(Collected data)
>>>

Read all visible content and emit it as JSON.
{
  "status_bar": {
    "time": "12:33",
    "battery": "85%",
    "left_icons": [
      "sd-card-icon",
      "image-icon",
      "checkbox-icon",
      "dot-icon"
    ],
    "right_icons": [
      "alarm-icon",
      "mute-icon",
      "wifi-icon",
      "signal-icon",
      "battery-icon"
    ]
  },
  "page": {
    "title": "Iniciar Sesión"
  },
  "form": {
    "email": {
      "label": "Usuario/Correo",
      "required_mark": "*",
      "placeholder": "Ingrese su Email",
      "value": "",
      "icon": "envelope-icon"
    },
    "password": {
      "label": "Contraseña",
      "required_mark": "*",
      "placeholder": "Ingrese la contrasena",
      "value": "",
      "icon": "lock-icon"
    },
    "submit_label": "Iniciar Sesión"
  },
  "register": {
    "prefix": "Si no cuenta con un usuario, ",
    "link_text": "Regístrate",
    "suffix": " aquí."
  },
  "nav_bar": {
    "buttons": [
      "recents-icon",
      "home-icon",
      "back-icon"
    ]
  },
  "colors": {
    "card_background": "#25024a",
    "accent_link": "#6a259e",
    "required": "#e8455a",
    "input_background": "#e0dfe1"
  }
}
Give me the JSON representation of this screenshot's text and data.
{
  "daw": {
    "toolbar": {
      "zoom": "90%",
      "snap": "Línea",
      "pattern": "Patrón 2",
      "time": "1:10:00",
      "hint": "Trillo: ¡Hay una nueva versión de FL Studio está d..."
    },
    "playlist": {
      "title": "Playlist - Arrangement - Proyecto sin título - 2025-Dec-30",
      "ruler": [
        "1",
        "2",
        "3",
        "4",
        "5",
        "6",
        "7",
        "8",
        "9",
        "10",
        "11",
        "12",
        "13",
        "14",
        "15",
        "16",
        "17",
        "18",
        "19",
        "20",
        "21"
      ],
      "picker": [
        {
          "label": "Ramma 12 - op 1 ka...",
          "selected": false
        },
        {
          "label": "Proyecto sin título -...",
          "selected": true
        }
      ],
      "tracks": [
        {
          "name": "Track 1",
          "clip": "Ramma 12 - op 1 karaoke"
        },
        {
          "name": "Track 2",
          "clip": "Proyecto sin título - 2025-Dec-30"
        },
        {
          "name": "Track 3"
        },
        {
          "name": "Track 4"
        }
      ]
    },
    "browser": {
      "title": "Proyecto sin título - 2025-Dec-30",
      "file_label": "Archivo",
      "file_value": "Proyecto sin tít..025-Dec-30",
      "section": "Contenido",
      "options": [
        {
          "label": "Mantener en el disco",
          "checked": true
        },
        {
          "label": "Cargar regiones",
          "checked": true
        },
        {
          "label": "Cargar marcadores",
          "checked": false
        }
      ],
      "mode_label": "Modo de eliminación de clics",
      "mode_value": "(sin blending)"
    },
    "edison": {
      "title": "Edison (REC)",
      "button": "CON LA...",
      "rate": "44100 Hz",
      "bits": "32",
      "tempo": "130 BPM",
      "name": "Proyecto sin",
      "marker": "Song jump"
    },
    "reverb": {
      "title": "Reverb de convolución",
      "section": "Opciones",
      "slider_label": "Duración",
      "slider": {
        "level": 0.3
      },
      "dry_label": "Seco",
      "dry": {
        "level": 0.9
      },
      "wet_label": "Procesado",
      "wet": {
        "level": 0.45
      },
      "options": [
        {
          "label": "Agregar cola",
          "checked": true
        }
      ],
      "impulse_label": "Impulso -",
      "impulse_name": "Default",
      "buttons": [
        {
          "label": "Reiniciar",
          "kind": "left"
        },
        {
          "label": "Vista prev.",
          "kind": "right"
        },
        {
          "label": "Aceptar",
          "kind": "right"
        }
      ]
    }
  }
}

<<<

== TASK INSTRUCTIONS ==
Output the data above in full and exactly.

== TASK OUTPUT ==
Read all visible content and emit it as JSON.
{
  "status_bar": {
    "time": "12:33",
    "battery": "85%",
    "left_icons": [
      "sd-card-icon",
      "image-icon",
      "checkbox-icon",
      "dot-icon"
    ],
    "right_icons": [
      "alarm-icon",
      "mute-icon",
      "wifi-icon",
      "signal-icon",
      "battery-icon"
    ]
  },
  "page": {
    "title": "Iniciar Sesión"
  },
  "form": {
    "email": {
      "label": "Usuario/Correo",
      "required_mark": "*",
      "placeholder": "Ingrese su Email",
      "value": "",
      "icon": "envelope-icon"
    },
    "password": {
      "label": "Contraseña",
      "required_mark": "*",
      "placeholder": "Ingrese la contrasena",
      "value": "",
      "icon": "lock-icon"
    },
    "submit_label": "Iniciar Sesión"
  },
  "register": {
    "prefix": "Si no cuenta con un usuario, ",
    "link_text": "Regístrate",
    "suffix": " aquí."
  },
  "nav_bar": {
    "buttons": [
      "recents-icon",
      "home-icon",
      "back-icon"
    ]
  },
  "colors": {
    "card_background": "#25024a",
    "accent_link": "#6a259e",
    "required": "#e8455a",
    "input_background": "#e0dfe1"
  }
}
Give me the JSON representation of this screenshot's text and data.
{
  "daw": {
    "toolbar": {
      "zoom": "90%",
      "snap": "Línea",
      "pattern": "Patrón 2",
      "time": "1:10:00",
      "hint": "Trillo: ¡Hay una nueva versión de FL Studio está d..."
    },
    "playlist": {
      "title": "Playlist - Arrangement - Proyecto sin título - 2025-Dec-30",
      "ruler": [
        "1",
        "2",
        "3",
        "4",
        "5",
        "6",
        "7",
        "8",
        "9",
        "10",
        "11",
        "12",
        "13",
        "14",
        "15",
        "16",
        "17",
        "18",
        "19",
        "20",
        "21"
      ],
      "picker": [
        {
          "label": "Ramma 12 - op 1 ka...",
          "selected": false
        },
        {
          "label": "Proyecto sin título -...",
          "selected": true
        }
      ],
      "tracks": [
        {
          "name": "Track 1",
          "clip": "Ramma 12 - op 1 karaoke"
        },
        {
          "name": "Track 2",
          "clip": "Proyecto sin título - 2025-Dec-30"
        },
        {
          "name": "Track 3"
        },
        {
          "name": "Track 4"
        }
      ]
    },
    "browser": {
      "title": "Proyecto sin título - 2025-Dec-30",
      "file_label": "Archivo",
      "file_value": "Proyecto sin tít..025-Dec-30",
      "section": "Contenido",
      "options": [
        {
          "label": "Mantener en el disco",
          "checked": true
        },
        {
          "label": "Cargar regiones",
          "checked": true
        },
        {
          "label": "Cargar marcadores",
          "checked": false
        }
      ],
      "mode_label": "Modo de eliminación de clics",
      "mode_value": "(sin blending)"
    },
    "edison": {
      "title": "Edison (REC)",
      "button": "CON LA...",
      "rate": "44100 Hz",
      "bits": "32",
      "tempo": "130 BPM",
      "name": "Proyecto sin",
      "marker": "Song jump"
    },
    "reverb": {
      "title": "Reverb de convolución",
      "section": "Opciones",
      "slider_label": "Duración",
      "slider": {
        "level": 0.3
      },
      "dry_label": "Seco",
      "dry": {
        "level": 0.9
      },
      "wet_label": "Procesado",
      "wet": {
        "level": 0.45
      },
      "options": [
        {
          "label": "Agregar cola",
          "checked": true
        }
      ],
      "impulse_label": "Impulso -",
      "impulse_name": "Default",
      "buttons": [
        {
          "label": "Reiniciar",
          "kind": "left"
        },
        {
          "label": "Vista prev.",
          "kind": "right"
        },
        {
          "label": "Aceptar",
          "kind": "right"
        }
      ]
    }
  }
}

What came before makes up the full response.